We know that \langle -1 \rangle is the unique \leq-minimal nontrivial subgroup of Q_8, so that \langle -1 \rangle \leq \mathsf{stab}(a) for all a \in A. Thus if K is the kernel of this action, \langle -1 \rangle \leq K so that the action is not faithful.

Now if Q_8 is isomorphic to a subgroup of S_7, then the injection Q_8 \rightarrow S_7 induces a faithful action of Q_8 on the set \{1,2,\ldots,7\}. However, we showed that no such action can be faithful.

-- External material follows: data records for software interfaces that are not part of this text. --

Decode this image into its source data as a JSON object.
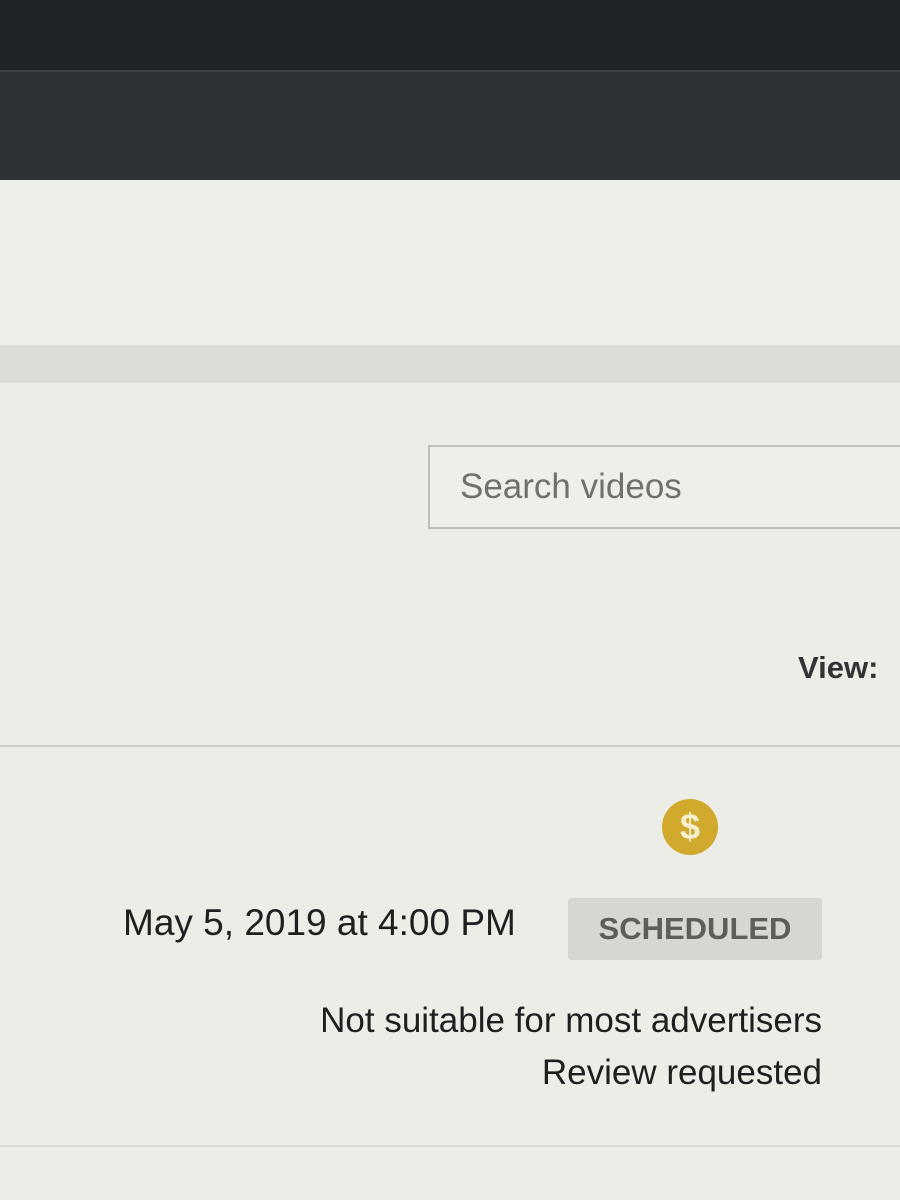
{
  "search": {
    "placeholder": "Search videos"
  },
  "toolbar": {
    "view_label": "View:"
  },
  "video_row": {
    "monetization_icon": "dollar-sign-icon",
    "monetization_glyph": "$",
    "monetization_color": "#d1a92c",
    "publish_date": "May 5, 2019 at 4:00 PM",
    "status": "SCHEDULED",
    "ad_suitability": "Not suitable for most advertisers",
    "review_status": "Review requested"
  }
}
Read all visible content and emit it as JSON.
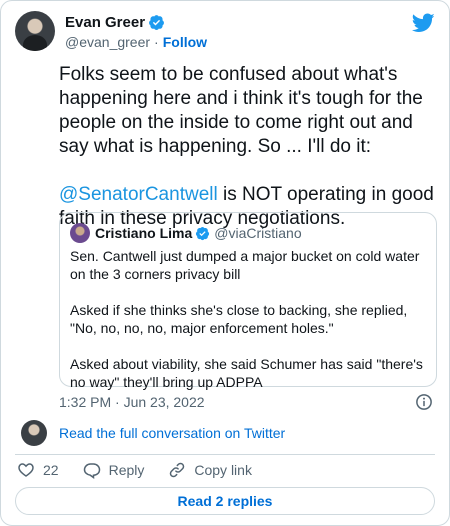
{
  "tweet": {
    "author": {
      "display_name": "Evan Greer",
      "handle": "@evan_greer",
      "follow_label": "Follow",
      "separator": "·"
    },
    "text_before": "Folks seem to be confused about what's happening here and i think it's tough for the people on the inside to come right out and say what is happening. So ... I'll do it:\n\n",
    "mention": "@SenatorCantwell",
    "text_after": " is NOT operating in good faith in these privacy negotiations.",
    "timestamp": "1:32 PM · Jun 23, 2022"
  },
  "quoted_tweet": {
    "display_name": "Cristiano Lima",
    "handle": "@viaCristiano",
    "text": "Sen. Cantwell just dumped a major bucket on cold water on the 3 corners privacy bill\n\nAsked if she thinks she's close to backing, she replied, \"No, no, no, no, major enforcement holes.\"\n\nAsked about viability, she said Schumer has said \"there's no way\" they'll bring up ADPPA"
  },
  "conversation_link": "Read the full conversation on Twitter",
  "actions": {
    "like_count": "22",
    "reply_label": "Reply",
    "copy_link_label": "Copy link"
  },
  "read_replies_label": "Read 2 replies",
  "colors": {
    "link_blue": "#006fd6",
    "mention_blue": "#1b95e0",
    "twitter_blue": "#1d9bf0",
    "muted_text": "#536471",
    "border": "#cfd9de"
  }
}
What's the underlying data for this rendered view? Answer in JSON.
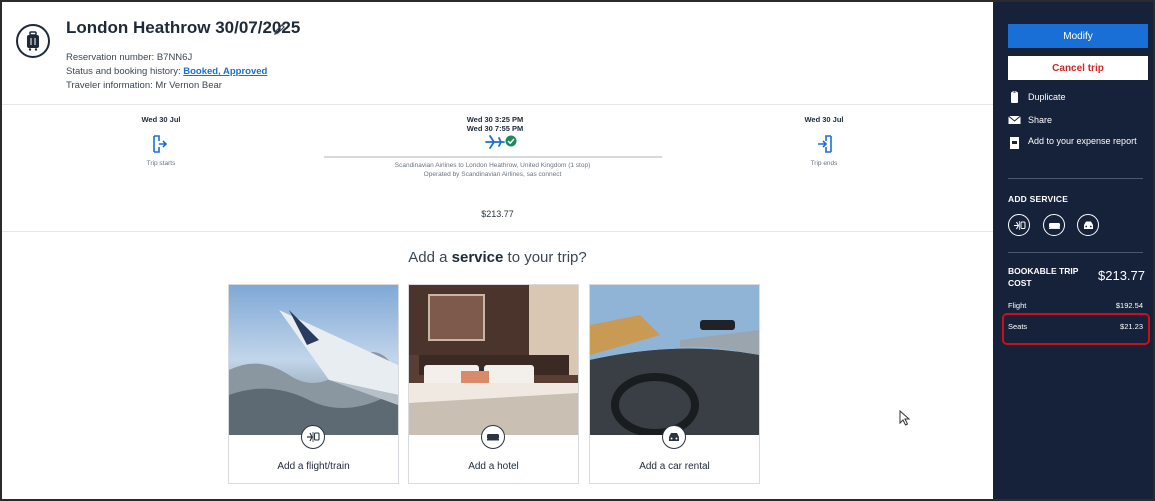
{
  "trip": {
    "title": "London Heathrow 30/07/2025",
    "reservation": "Reservation number: B7NN6J",
    "status_prefix": "Status and booking history: ",
    "status_link": "Booked, Approved",
    "traveler": "Traveler information: Mr Vernon Bear"
  },
  "timeline": {
    "start_date": "Wed 30 Jul",
    "start_label": "Trip starts",
    "depart": "Wed 30  3:25 PM",
    "arrive": "Wed 30  7:55 PM",
    "route": "Scandinavian Airlines to London Heathrow, United Kingdom (1 stop)",
    "operated": "Operated by Scandinavian Airlines, sas connect",
    "end_date": "Wed 30 Jul",
    "end_label": "Trip ends",
    "price": "$213.77"
  },
  "services": {
    "title_pre": "Add a ",
    "title_bold": "service",
    "title_post": " to your trip?",
    "cards": [
      {
        "label": "Add a flight/train",
        "icon": "flight-train-icon"
      },
      {
        "label": "Add a hotel",
        "icon": "bed-icon"
      },
      {
        "label": "Add a car rental",
        "icon": "car-icon"
      }
    ]
  },
  "sidebar": {
    "modify": "Modify",
    "cancel": "Cancel trip",
    "duplicate": "Duplicate",
    "share": "Share",
    "expense": "Add to your expense report",
    "add_service": "ADD SERVICE",
    "cost_label": "BOOKABLE TRIP COST",
    "cost_total": "$213.77",
    "flight_label": "Flight",
    "flight_value": "$192.54",
    "seats_label": "Seats",
    "seats_value": "$21.23"
  },
  "colors": {
    "sidebar_bg": "#16213a",
    "primary": "#1a6fd6",
    "danger": "#d22525",
    "highlight": "#d10b1a",
    "link": "#1a6fcf"
  }
}
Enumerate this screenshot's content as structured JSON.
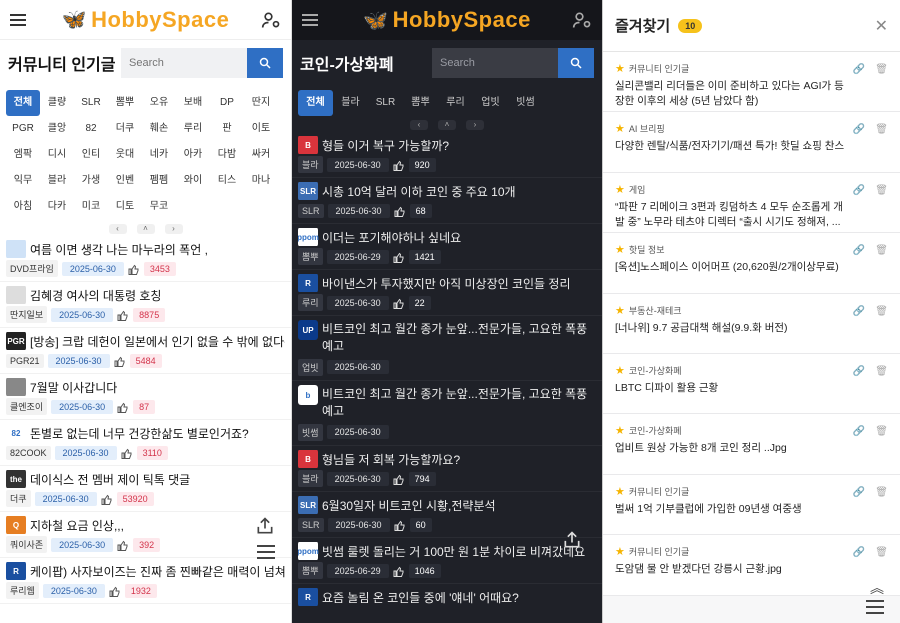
{
  "panel1": {
    "brand": "HobbySpace",
    "title": "커뮤니티 인기글",
    "search_placeholder": "Search",
    "tags": [
      "전체",
      "클량",
      "SLR",
      "뽐뿌",
      "오유",
      "보배",
      "DP",
      "딴지",
      "PGR",
      "클앙",
      "82",
      "더쿠",
      "훼손",
      "루리",
      "판",
      "이토",
      "엠팍",
      "디시",
      "인티",
      "웃대",
      "네카",
      "아카",
      "다밤",
      "싸커",
      "익무",
      "블라",
      "가생",
      "인벤",
      "펨펨",
      "와이",
      "티스",
      "마나",
      "아침",
      "다카",
      "미코",
      "디토",
      "무코"
    ],
    "active_tag": "전체",
    "posts": [
      {
        "title": "여름 이면 생각 나는 마누라의 폭언 ,",
        "src": "DVD프라임",
        "date": "2025-06-30",
        "count": "3453",
        "thumb": "#cfe2f7",
        "thumb_text": ""
      },
      {
        "title": "김혜경 여사의 대통령 호칭",
        "src": "딴지일보",
        "date": "2025-06-30",
        "count": "8875",
        "thumb": "#ddd",
        "thumb_text": ""
      },
      {
        "title": "[방송] 크랍 데헌이 일본에서 인기 없을 수 밖에 없다는",
        "src": "PGR21",
        "date": "2025-06-30",
        "count": "5484",
        "thumb": "#222",
        "thumb_text": "PGR"
      },
      {
        "title": "7월말 이사갑니다",
        "src": "클엔조이",
        "date": "2025-06-30",
        "count": "87",
        "thumb": "#888",
        "thumb_text": ""
      },
      {
        "title": "돈별로 없는데 너무 건강한삶도 별로인거죠?",
        "src": "82COOK",
        "date": "2025-06-30",
        "count": "3110",
        "thumb": "#fff",
        "thumb_text": "82"
      },
      {
        "title": "데이식스 전 멤버 제이 틱톡 댓글",
        "src": "더쿠",
        "date": "2025-06-30",
        "count": "53920",
        "thumb": "#333",
        "thumb_text": "the"
      },
      {
        "title": "지하철 요금 인상,,,",
        "src": "쿼이사존",
        "date": "2025-06-30",
        "count": "392",
        "thumb": "#e67e22",
        "thumb_text": "Q"
      },
      {
        "title": "케이팝) 사자보이즈는 진짜 좀 찐빠같은 매력이 넘쳐흐",
        "src": "루리웹",
        "date": "2025-06-30",
        "count": "1932",
        "thumb": "#1a4fa0",
        "thumb_text": "R"
      }
    ]
  },
  "panel2": {
    "brand": "HobbySpace",
    "title": "코인-가상화폐",
    "search_placeholder": "Search",
    "tags": [
      "전체",
      "블라",
      "SLR",
      "뽐뿌",
      "루리",
      "업빗",
      "빗썸"
    ],
    "active_tag": "전체",
    "posts": [
      {
        "title": "형들 이거 복구 가능할까?",
        "src": "블라",
        "date": "2025-06-30",
        "count": "920",
        "thumb": "#d9343c",
        "thumb_text": "B",
        "two_line": false
      },
      {
        "title": "시총 10억 달러 이하 코인 중 주요 10개",
        "src": "SLR",
        "date": "2025-06-30",
        "count": "68",
        "thumb": "#3b6db3",
        "thumb_text": "SLR",
        "two_line": false
      },
      {
        "title": "이더는 포기해야하나 싶네요",
        "src": "뽐뿌",
        "date": "2025-06-29",
        "count": "1421",
        "thumb": "#fff",
        "thumb_text": "ppom",
        "two_line": false
      },
      {
        "title": "바이낸스가 투자했지만 아직 미상장인 코인들 정리",
        "src": "루리",
        "date": "2025-06-30",
        "count": "22",
        "thumb": "#1a4fa0",
        "thumb_text": "R",
        "two_line": false
      },
      {
        "title": "비트코인 최고 월간 종가 눈앞...전문가들, 고요한 폭풍 예고",
        "src": "업빗",
        "date": "2025-06-30",
        "count": "",
        "thumb": "#0b3a8a",
        "thumb_text": "UP",
        "two_line": true
      },
      {
        "title": "비트코인 최고 월간 종가 눈앞...전문가들, 고요한 폭풍 예고",
        "src": "빗썸",
        "date": "2025-06-30",
        "count": "",
        "thumb": "#fff",
        "thumb_text": "b",
        "two_line": true
      },
      {
        "title": "형님들 저 회복 가능할까요?",
        "src": "블라",
        "date": "2025-06-30",
        "count": "794",
        "thumb": "#d9343c",
        "thumb_text": "B",
        "two_line": false
      },
      {
        "title": "6월30일자 비트코인 시황,전략분석",
        "src": "SLR",
        "date": "2025-06-30",
        "count": "60",
        "thumb": "#3b6db3",
        "thumb_text": "SLR",
        "two_line": false
      },
      {
        "title": "빗썸 룰렛 돌리는 거 100만 원 1분 차이로 비껴갔네요",
        "src": "뽐뿌",
        "date": "2025-06-29",
        "count": "1046",
        "thumb": "#fff",
        "thumb_text": "ppom",
        "two_line": false
      },
      {
        "title": "요즘 놀림 온 코인들 중에 '얘네' 어때요?",
        "src": "",
        "date": "",
        "count": "",
        "thumb": "#1a4fa0",
        "thumb_text": "R",
        "two_line": false
      }
    ]
  },
  "panel3": {
    "title": "즐겨찾기",
    "badge": "10",
    "items": [
      {
        "cat": "커뮤니티 인기글",
        "text": "실리콘밸리 리더들은 이미 준비하고 있다는 AGI가 등장한 이후의 세상 (5년 남았다 함)"
      },
      {
        "cat": "AI 브리핑",
        "text": "다양한 렌탈/식품/전자기기/패션 특가! 핫딜 쇼핑 찬스"
      },
      {
        "cat": "게임",
        "text": "“파판 7 리메이크 3편과 킹덤하츠 4 모두 순조롭게 개발 중” 노무라 테츠야 디렉터 “출시 시기도 정해져, ..."
      },
      {
        "cat": "핫딜 정보",
        "text": "[옥션]노스페이스 이어머프 (20,620원/2개이상무료)"
      },
      {
        "cat": "부동산-재테크",
        "text": "[너나위] 9.7 공급대책 해설(9.9.화 버전)"
      },
      {
        "cat": "코인-가상화폐",
        "text": "LBTC 디파이 활용 근황"
      },
      {
        "cat": "코인-가상화폐",
        "text": "업비트 원상 가능한 8개 코인 정리 ..Jpg"
      },
      {
        "cat": "커뮤니티 인기글",
        "text": "벌써 1억 기부클럽에 가입한 09년생 여중생"
      },
      {
        "cat": "커뮤니티 인기글",
        "text": "도암댐 물 안 받겠다던 강릉시 근황.jpg"
      }
    ]
  },
  "colors": {
    "accent": "#2f6fc4",
    "brand": "#f5a623",
    "count_red": "#d3344b",
    "star": "#f5b400"
  }
}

Thus Q_8 is not isomorphic to a subgroup of S_7, and since S_k \leq S_7 for 1 \leq k \leq 7, Q_8 is not isomorphic to a subgroup of S_k for all 1 \leq k \leq 7.

Exhibit generators of an isomorphic copy of Q(8) in Sym(8) via the left regular representation

Use the left regular representation of Q_8 to produce two elements of S_8 which generate a subgroup isomorphic to Q_8.


Recall that Q_8 = \langle i,j \rangle.

Now i(1) = i, i(-1) = -i, i(i) = -1, i(-i) = 1, i(j) = k, i(-j) = -k, i(k) = -j, and i(-k) = j. Thus i \mapsto (1\ i\ -1\ -i)(j\ k\ -j\ -k).

Similarly, j(1) = j, j(-1) = -j, j(i) = -k, j(-i) = k, j(j) = -1, j(-j) = -1, j(k) = i, and j(-k) = -i. Thus j \mapsto (1\ j\ -1\ -j)(i\ -k\ -i\ k).

With the labeling

1 \mapsto 1 -1 \mapsto 2 i \mapsto 3 -i \mapsto 4
j \mapsto 5 -j \mapsto 6 k \mapsto 7 -k \mapsto 8

we have Q_8 \cong \langle (1\ 3\ 2\ 4)(5\ 7\ 6\ 8), (1\ 5\ 2\ 6)(3\ 8\ 4\ 7) \rangle.

Sym(4) has no subgroup isomorphic to the quaternion group

Prove that S_4 has no subgroup isomorphic to Q_8.


Suppose a subgroup H \leq S_4 exists such that H \cong Q_8.

We saw in a previous exercise that Q_8 contains 6 elements of order 4. Now S_4 contains exactly 6 elements of order 4: the 4-cycles. thus H contains all 4-cycles in S_4. But then H also contains all products of two 2-cycles, so |H| > 8, a contradiction. Thus no such H exists.